** The data follows **
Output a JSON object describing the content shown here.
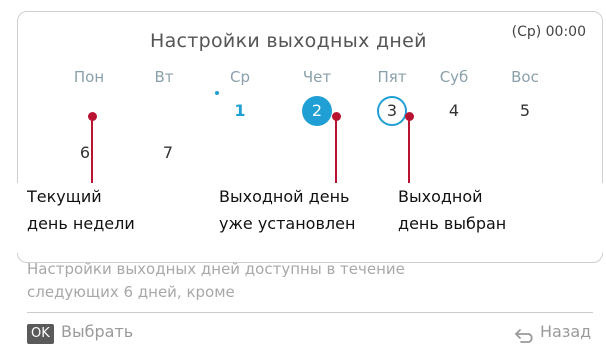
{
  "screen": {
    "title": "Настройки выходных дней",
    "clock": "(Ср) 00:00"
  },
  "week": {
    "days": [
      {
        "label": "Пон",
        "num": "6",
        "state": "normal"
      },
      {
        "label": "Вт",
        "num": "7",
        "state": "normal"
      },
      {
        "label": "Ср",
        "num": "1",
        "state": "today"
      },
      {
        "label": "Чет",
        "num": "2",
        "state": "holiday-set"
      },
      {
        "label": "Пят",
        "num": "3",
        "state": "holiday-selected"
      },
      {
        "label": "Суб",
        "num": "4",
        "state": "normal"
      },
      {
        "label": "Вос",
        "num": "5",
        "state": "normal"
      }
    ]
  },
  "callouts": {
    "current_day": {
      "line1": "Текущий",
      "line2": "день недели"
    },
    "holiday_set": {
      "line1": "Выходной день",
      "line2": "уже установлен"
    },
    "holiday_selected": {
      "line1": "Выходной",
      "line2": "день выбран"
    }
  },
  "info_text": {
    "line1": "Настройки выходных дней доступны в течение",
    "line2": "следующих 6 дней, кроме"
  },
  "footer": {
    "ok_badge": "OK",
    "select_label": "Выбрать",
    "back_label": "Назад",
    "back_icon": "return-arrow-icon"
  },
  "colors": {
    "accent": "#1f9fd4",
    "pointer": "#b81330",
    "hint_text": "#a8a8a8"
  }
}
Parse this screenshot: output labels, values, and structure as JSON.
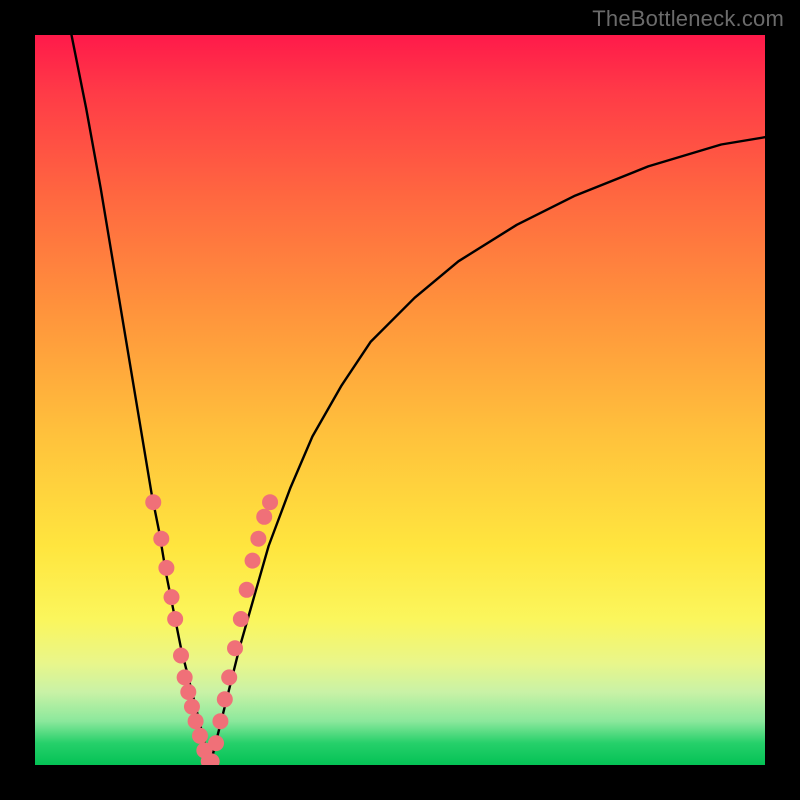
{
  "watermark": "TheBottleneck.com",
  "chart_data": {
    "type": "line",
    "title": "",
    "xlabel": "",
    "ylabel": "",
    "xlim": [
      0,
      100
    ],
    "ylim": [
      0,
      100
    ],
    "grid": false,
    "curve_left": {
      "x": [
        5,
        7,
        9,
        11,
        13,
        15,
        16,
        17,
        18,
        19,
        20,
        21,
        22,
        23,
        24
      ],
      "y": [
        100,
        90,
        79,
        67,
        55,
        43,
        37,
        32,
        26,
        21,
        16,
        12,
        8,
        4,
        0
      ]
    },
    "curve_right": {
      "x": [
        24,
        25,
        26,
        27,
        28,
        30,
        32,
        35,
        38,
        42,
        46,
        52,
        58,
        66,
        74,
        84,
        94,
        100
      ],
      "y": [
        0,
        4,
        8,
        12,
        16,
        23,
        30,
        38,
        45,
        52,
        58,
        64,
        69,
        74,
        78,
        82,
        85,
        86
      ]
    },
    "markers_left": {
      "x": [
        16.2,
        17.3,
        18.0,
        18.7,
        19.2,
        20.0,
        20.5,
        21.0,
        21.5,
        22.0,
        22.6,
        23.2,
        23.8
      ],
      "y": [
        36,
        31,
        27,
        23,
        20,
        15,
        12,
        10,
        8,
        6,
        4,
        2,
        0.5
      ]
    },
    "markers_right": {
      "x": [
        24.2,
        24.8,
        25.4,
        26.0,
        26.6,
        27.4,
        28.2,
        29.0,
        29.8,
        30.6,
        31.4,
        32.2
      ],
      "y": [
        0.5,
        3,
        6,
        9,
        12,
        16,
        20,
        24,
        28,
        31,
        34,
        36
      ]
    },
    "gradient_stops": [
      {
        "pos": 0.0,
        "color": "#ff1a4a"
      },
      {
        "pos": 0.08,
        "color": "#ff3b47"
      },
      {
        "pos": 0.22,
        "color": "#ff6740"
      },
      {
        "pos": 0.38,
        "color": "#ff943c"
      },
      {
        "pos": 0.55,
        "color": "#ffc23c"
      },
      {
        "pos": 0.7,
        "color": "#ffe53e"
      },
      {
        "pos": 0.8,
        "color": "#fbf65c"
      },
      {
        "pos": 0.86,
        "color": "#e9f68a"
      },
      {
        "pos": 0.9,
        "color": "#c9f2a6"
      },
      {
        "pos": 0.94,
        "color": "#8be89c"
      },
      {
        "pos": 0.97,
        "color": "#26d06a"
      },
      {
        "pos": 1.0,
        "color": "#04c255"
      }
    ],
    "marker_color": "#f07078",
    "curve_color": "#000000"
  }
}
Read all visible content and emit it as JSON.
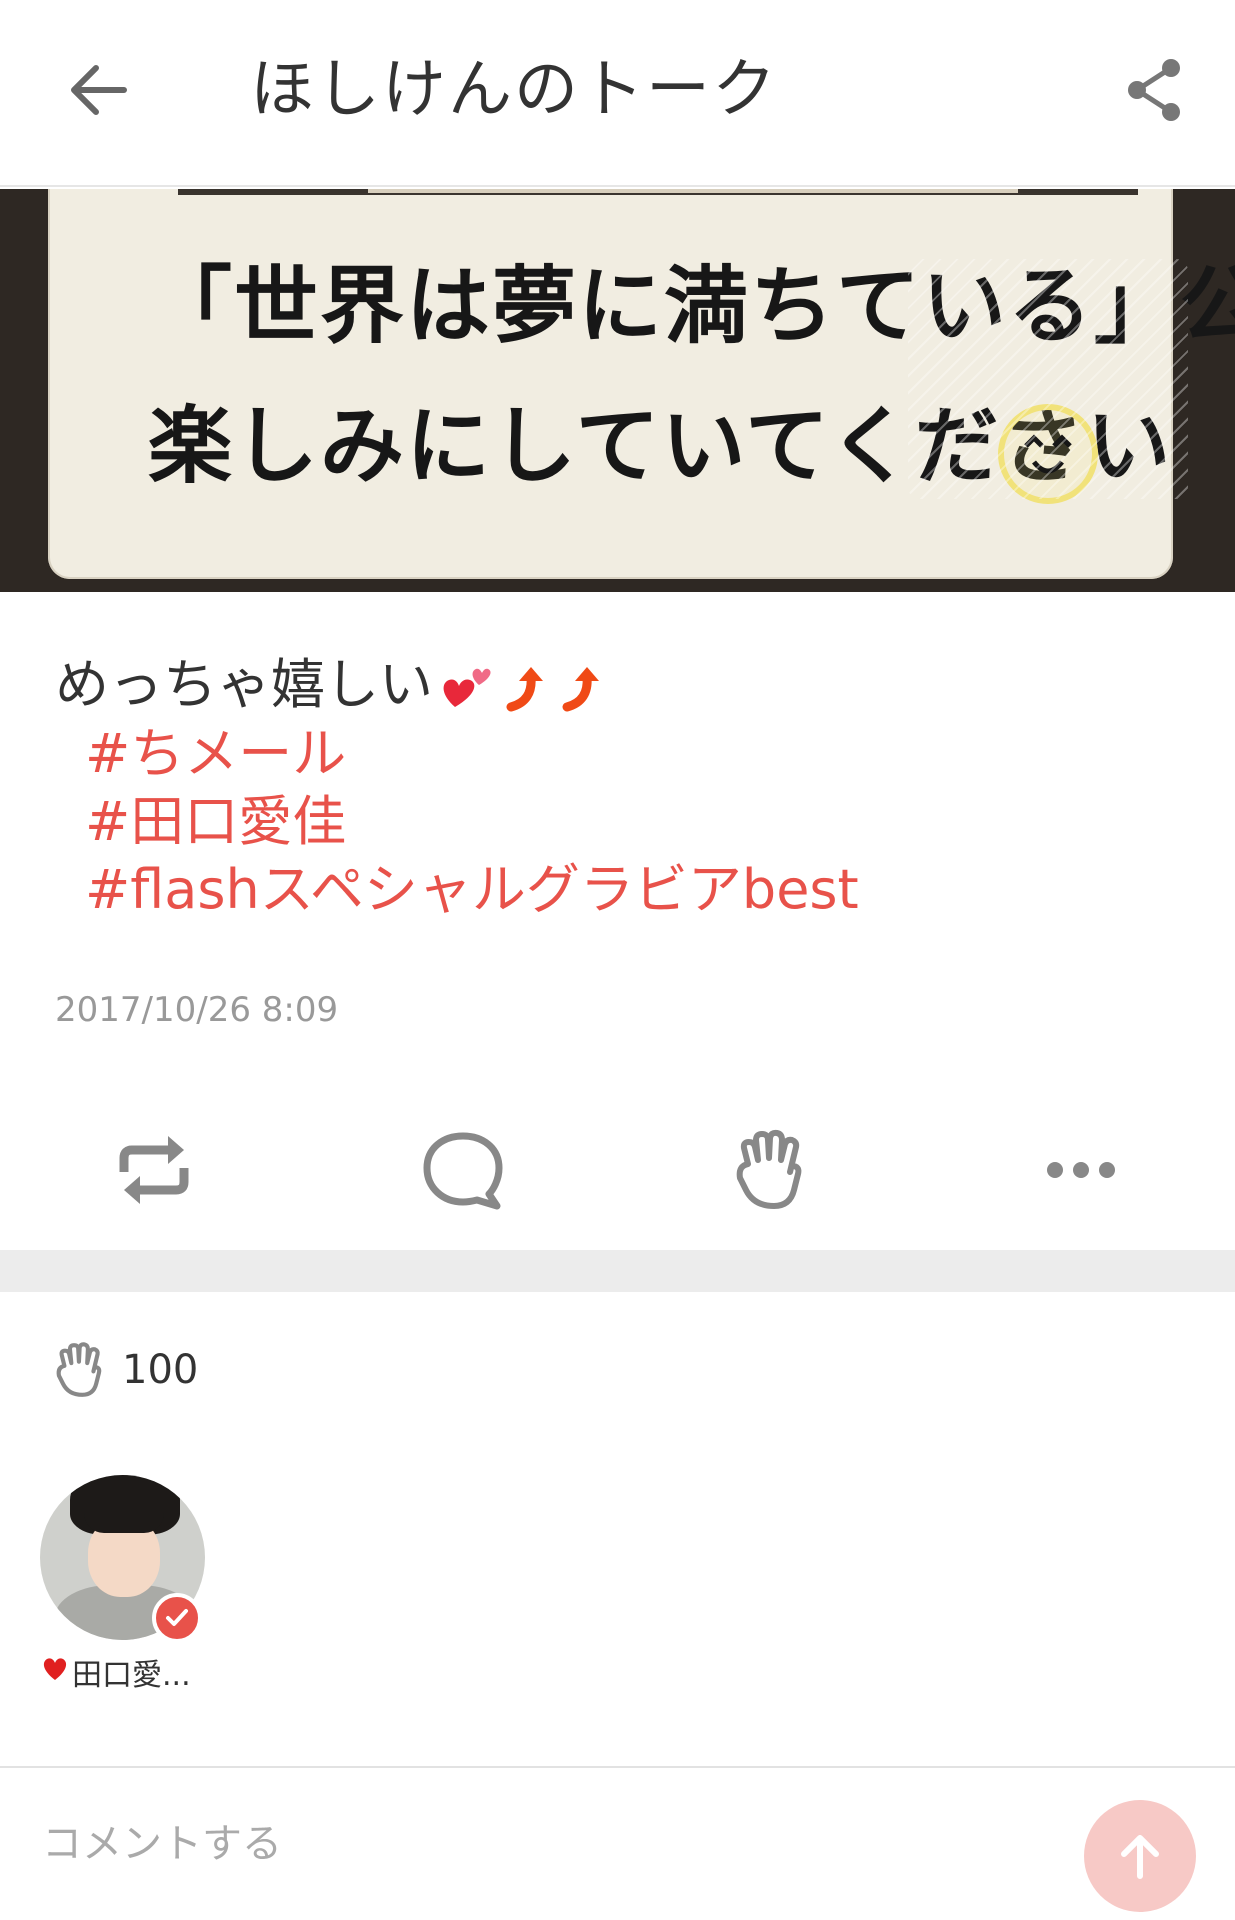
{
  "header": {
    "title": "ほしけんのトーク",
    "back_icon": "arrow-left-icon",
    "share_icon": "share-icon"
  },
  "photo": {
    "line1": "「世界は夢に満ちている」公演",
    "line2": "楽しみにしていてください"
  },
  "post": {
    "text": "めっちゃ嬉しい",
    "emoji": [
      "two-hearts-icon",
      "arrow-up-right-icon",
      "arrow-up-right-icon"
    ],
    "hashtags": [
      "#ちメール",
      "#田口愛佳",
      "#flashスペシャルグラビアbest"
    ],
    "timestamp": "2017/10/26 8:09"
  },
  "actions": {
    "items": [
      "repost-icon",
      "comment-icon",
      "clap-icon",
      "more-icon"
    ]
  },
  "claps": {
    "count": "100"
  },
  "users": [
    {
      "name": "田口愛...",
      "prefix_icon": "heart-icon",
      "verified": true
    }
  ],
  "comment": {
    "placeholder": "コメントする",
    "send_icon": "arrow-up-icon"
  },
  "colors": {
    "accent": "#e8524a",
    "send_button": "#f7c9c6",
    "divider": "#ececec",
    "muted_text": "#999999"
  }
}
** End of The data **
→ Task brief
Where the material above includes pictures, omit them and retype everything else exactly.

→ Result below
Output a JSON object describing the content shown here.
{
  "screen": {
    "title": "Настройки выходных дней",
    "clock": "(Ср) 00:00"
  },
  "week": {
    "days": [
      {
        "label": "Пон",
        "num": "6",
        "state": "normal"
      },
      {
        "label": "Вт",
        "num": "7",
        "state": "normal"
      },
      {
        "label": "Ср",
        "num": "1",
        "state": "today"
      },
      {
        "label": "Чет",
        "num": "2",
        "state": "holiday-set"
      },
      {
        "label": "Пят",
        "num": "3",
        "state": "holiday-selected"
      },
      {
        "label": "Суб",
        "num": "4",
        "state": "normal"
      },
      {
        "label": "Вос",
        "num": "5",
        "state": "normal"
      }
    ]
  },
  "callouts": {
    "current_day": {
      "line1": "Текущий",
      "line2": "день недели"
    },
    "holiday_set": {
      "line1": "Выходной день",
      "line2": "уже установлен"
    },
    "holiday_selected": {
      "line1": "Выходной",
      "line2": "день выбран"
    }
  },
  "info_text": {
    "line1": "Настройки выходных дней доступны в течение",
    "line2": "следующих 6 дней, кроме"
  },
  "footer": {
    "ok_badge": "OK",
    "select_label": "Выбрать",
    "back_label": "Назад",
    "back_icon": "return-arrow-icon"
  },
  "colors": {
    "accent": "#1f9fd4",
    "pointer": "#b81330",
    "hint_text": "#a8a8a8"
  }
}
Parse this screenshot: output labels, values, and structure as JSON.
{
  "watermark": "TheBottleneck.com",
  "chart_data": {
    "type": "line",
    "title": "",
    "xlabel": "",
    "ylabel": "",
    "xlim": [
      0,
      100
    ],
    "ylim": [
      0,
      100
    ],
    "grid": false,
    "curve_left": {
      "x": [
        5,
        7,
        9,
        11,
        13,
        15,
        16,
        17,
        18,
        19,
        20,
        21,
        22,
        23,
        24
      ],
      "y": [
        100,
        90,
        79,
        67,
        55,
        43,
        37,
        32,
        26,
        21,
        16,
        12,
        8,
        4,
        0
      ]
    },
    "curve_right": {
      "x": [
        24,
        25,
        26,
        27,
        28,
        30,
        32,
        35,
        38,
        42,
        46,
        52,
        58,
        66,
        74,
        84,
        94,
        100
      ],
      "y": [
        0,
        4,
        8,
        12,
        16,
        23,
        30,
        38,
        45,
        52,
        58,
        64,
        69,
        74,
        78,
        82,
        85,
        86
      ]
    },
    "markers_left": {
      "x": [
        16.2,
        17.3,
        18.0,
        18.7,
        19.2,
        20.0,
        20.5,
        21.0,
        21.5,
        22.0,
        22.6,
        23.2,
        23.8
      ],
      "y": [
        36,
        31,
        27,
        23,
        20,
        15,
        12,
        10,
        8,
        6,
        4,
        2,
        0.5
      ]
    },
    "markers_right": {
      "x": [
        24.2,
        24.8,
        25.4,
        26.0,
        26.6,
        27.4,
        28.2,
        29.0,
        29.8,
        30.6,
        31.4,
        32.2
      ],
      "y": [
        0.5,
        3,
        6,
        9,
        12,
        16,
        20,
        24,
        28,
        31,
        34,
        36
      ]
    },
    "gradient_stops": [
      {
        "pos": 0.0,
        "color": "#ff1a4a"
      },
      {
        "pos": 0.08,
        "color": "#ff3b47"
      },
      {
        "pos": 0.22,
        "color": "#ff6740"
      },
      {
        "pos": 0.38,
        "color": "#ff943c"
      },
      {
        "pos": 0.55,
        "color": "#ffc23c"
      },
      {
        "pos": 0.7,
        "color": "#ffe53e"
      },
      {
        "pos": 0.8,
        "color": "#fbf65c"
      },
      {
        "pos": 0.86,
        "color": "#e9f68a"
      },
      {
        "pos": 0.9,
        "color": "#c9f2a6"
      },
      {
        "pos": 0.94,
        "color": "#8be89c"
      },
      {
        "pos": 0.97,
        "color": "#26d06a"
      },
      {
        "pos": 1.0,
        "color": "#04c255"
      }
    ],
    "marker_color": "#f07078",
    "curve_color": "#000000"
  }
}
Read all visible content and emit it as JSON.
{
  "header": {
    "title": "ほしけんのトーク",
    "back_icon": "arrow-left-icon",
    "share_icon": "share-icon"
  },
  "photo": {
    "line1": "「世界は夢に満ちている」公演",
    "line2": "楽しみにしていてください"
  },
  "post": {
    "text": "めっちゃ嬉しい",
    "emoji": [
      "two-hearts-icon",
      "arrow-up-right-icon",
      "arrow-up-right-icon"
    ],
    "hashtags": [
      "#ちメール",
      "#田口愛佳",
      "#flashスペシャルグラビアbest"
    ],
    "timestamp": "2017/10/26 8:09"
  },
  "actions": {
    "items": [
      "repost-icon",
      "comment-icon",
      "clap-icon",
      "more-icon"
    ]
  },
  "claps": {
    "count": "100"
  },
  "users": [
    {
      "name": "田口愛...",
      "prefix_icon": "heart-icon",
      "verified": true
    }
  ],
  "comment": {
    "placeholder": "コメントする",
    "send_icon": "arrow-up-icon"
  },
  "colors": {
    "accent": "#e8524a",
    "send_button": "#f7c9c6",
    "divider": "#ececec",
    "muted_text": "#999999"
  }
}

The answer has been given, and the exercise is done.